_Task description:_ Go through the records and show each line where the word "employees" occurs.

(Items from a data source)
____

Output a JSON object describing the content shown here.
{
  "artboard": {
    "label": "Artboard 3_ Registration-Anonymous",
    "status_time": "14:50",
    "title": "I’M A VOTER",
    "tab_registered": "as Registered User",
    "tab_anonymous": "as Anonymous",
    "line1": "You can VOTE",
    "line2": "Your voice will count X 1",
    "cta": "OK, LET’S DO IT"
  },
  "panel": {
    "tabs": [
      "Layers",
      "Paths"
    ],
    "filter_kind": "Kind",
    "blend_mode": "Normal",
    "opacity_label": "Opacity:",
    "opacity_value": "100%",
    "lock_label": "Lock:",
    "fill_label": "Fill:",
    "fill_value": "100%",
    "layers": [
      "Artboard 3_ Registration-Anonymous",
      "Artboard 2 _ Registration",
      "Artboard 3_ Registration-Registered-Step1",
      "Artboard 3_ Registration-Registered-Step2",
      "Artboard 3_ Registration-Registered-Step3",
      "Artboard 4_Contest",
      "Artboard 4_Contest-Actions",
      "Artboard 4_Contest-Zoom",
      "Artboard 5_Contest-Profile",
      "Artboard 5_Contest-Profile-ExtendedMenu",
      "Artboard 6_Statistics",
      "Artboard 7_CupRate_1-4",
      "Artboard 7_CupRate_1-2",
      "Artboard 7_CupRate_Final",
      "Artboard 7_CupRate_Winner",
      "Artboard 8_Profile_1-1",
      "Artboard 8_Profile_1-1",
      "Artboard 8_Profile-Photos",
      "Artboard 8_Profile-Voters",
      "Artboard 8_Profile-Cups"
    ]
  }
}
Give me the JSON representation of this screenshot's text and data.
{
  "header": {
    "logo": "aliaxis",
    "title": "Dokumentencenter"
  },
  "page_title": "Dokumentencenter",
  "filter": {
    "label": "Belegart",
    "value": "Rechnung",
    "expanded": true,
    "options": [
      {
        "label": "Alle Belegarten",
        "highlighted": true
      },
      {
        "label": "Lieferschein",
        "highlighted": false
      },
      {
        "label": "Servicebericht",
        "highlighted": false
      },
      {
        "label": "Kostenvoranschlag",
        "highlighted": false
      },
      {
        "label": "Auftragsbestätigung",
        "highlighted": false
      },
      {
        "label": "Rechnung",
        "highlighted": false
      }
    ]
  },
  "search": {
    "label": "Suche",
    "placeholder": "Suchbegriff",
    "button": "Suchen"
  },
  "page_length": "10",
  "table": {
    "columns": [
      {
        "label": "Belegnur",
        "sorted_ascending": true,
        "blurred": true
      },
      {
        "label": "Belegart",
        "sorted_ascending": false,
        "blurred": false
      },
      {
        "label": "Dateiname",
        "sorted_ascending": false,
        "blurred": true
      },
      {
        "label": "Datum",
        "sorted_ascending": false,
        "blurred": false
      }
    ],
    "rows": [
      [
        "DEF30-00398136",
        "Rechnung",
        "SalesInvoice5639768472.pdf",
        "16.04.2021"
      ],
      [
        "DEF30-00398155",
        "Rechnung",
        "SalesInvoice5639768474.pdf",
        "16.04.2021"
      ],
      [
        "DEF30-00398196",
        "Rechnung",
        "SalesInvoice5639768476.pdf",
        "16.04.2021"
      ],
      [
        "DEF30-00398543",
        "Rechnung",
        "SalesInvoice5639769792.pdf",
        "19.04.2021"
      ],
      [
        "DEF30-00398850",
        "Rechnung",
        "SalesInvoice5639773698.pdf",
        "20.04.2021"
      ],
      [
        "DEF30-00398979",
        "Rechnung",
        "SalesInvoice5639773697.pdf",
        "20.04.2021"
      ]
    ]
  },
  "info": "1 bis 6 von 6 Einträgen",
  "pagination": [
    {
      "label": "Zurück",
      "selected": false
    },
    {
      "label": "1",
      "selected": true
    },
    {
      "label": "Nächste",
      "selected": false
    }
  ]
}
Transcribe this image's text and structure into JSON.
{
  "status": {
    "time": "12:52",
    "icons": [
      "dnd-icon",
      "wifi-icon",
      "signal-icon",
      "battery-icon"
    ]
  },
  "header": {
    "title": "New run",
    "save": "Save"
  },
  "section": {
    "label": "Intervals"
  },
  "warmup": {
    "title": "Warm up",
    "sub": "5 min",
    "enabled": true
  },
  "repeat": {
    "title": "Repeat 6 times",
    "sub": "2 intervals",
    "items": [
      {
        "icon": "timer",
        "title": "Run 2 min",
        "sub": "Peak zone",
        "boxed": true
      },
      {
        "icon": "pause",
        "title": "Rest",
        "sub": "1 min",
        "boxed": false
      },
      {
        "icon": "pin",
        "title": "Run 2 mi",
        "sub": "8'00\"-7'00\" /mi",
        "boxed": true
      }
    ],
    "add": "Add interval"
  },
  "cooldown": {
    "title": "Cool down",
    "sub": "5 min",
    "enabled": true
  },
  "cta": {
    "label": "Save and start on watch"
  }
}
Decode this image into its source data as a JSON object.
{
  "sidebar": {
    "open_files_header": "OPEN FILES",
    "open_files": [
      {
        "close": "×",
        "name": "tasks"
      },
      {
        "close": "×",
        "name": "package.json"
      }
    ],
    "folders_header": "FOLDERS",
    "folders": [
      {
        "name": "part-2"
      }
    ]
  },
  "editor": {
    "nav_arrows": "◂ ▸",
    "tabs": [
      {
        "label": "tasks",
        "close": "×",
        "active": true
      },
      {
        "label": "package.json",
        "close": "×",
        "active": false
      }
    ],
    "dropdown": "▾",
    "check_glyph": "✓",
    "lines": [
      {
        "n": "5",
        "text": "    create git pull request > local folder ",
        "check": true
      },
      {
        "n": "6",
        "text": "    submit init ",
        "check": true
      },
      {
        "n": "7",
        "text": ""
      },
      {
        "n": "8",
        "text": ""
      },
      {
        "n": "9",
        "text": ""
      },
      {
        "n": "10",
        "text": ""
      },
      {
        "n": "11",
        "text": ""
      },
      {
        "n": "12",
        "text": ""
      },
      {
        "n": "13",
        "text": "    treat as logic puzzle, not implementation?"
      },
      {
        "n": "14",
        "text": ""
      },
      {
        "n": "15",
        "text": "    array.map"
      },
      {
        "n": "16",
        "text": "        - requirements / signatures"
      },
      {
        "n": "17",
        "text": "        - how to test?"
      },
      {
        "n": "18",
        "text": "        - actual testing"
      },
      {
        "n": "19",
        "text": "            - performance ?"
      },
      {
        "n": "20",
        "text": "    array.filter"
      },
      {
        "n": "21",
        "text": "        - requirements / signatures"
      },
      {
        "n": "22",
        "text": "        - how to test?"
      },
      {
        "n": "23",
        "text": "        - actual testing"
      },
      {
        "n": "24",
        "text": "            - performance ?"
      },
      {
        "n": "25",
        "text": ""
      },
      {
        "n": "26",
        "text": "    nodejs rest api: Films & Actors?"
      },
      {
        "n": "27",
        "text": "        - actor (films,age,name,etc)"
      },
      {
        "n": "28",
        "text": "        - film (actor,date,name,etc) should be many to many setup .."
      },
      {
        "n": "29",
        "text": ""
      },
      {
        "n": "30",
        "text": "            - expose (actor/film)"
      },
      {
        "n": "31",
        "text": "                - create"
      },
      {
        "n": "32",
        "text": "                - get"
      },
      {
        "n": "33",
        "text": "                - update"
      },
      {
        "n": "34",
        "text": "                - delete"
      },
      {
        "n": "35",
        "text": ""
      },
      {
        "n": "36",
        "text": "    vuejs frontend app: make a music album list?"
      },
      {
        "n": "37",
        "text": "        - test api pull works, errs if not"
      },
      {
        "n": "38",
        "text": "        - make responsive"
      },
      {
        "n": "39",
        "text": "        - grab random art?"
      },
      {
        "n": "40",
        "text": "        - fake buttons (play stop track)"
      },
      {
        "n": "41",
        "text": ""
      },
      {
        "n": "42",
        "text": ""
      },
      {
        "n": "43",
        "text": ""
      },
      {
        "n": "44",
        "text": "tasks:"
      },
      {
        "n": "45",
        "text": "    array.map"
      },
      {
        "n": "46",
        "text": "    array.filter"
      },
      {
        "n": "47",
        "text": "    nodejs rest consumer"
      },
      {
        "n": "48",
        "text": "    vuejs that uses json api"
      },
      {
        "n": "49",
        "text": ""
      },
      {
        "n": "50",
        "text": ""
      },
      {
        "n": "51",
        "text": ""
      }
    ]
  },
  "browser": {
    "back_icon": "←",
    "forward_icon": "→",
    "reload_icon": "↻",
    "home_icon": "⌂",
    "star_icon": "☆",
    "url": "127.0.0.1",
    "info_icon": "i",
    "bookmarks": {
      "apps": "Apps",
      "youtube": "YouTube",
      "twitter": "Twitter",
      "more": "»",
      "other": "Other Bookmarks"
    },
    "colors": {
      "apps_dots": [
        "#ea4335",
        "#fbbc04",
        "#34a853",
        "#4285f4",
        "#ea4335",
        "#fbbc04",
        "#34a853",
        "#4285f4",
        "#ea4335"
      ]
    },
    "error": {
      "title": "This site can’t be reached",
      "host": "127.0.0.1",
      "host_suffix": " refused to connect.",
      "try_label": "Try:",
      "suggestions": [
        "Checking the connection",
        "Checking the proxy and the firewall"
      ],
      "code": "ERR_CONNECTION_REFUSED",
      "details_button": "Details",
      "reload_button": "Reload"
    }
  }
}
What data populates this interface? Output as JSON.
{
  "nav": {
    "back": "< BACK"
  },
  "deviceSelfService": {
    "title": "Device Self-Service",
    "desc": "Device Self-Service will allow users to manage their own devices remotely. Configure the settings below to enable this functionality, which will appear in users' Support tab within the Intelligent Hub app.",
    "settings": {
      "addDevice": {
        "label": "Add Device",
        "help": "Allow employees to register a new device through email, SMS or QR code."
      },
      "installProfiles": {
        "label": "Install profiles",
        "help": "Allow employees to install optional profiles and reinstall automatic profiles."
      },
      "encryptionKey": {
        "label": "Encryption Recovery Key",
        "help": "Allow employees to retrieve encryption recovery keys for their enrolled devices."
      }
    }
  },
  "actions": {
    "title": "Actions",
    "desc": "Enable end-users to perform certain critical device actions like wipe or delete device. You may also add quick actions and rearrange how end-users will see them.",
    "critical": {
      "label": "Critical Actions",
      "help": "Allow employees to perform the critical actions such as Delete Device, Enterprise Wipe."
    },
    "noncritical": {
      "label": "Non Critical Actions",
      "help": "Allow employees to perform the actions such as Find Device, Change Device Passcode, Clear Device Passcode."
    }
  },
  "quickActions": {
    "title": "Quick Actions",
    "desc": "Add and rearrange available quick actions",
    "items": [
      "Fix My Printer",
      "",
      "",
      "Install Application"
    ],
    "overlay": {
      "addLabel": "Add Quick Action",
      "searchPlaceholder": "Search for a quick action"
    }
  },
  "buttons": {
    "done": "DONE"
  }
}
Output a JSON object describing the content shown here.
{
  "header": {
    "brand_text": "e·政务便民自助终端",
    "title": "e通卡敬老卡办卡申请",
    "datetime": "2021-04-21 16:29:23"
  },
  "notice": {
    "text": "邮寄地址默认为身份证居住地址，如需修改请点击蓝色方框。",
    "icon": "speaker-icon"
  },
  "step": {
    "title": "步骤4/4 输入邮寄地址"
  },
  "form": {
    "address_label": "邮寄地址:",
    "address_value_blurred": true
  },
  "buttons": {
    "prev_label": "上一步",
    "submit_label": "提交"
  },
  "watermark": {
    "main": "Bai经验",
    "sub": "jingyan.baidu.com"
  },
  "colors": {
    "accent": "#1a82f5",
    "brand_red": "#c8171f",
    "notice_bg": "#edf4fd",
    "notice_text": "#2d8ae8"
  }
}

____

_Task solution:_
        "help": "Allow employees to register a new device through email, SMS or QR code."
        "help": "Allow employees to install optional profiles and reinstall automatic profiles."
        "help": "Allow employees to retrieve encryption recovery keys for their enrolled devices."
      "help": "Allow employees to perform the critical actions such as Delete Device, Enterprise Wipe."
      "help": "Allow employees to perform the actions such as Find Device, Change Device Passcode, Clear Device Passcode."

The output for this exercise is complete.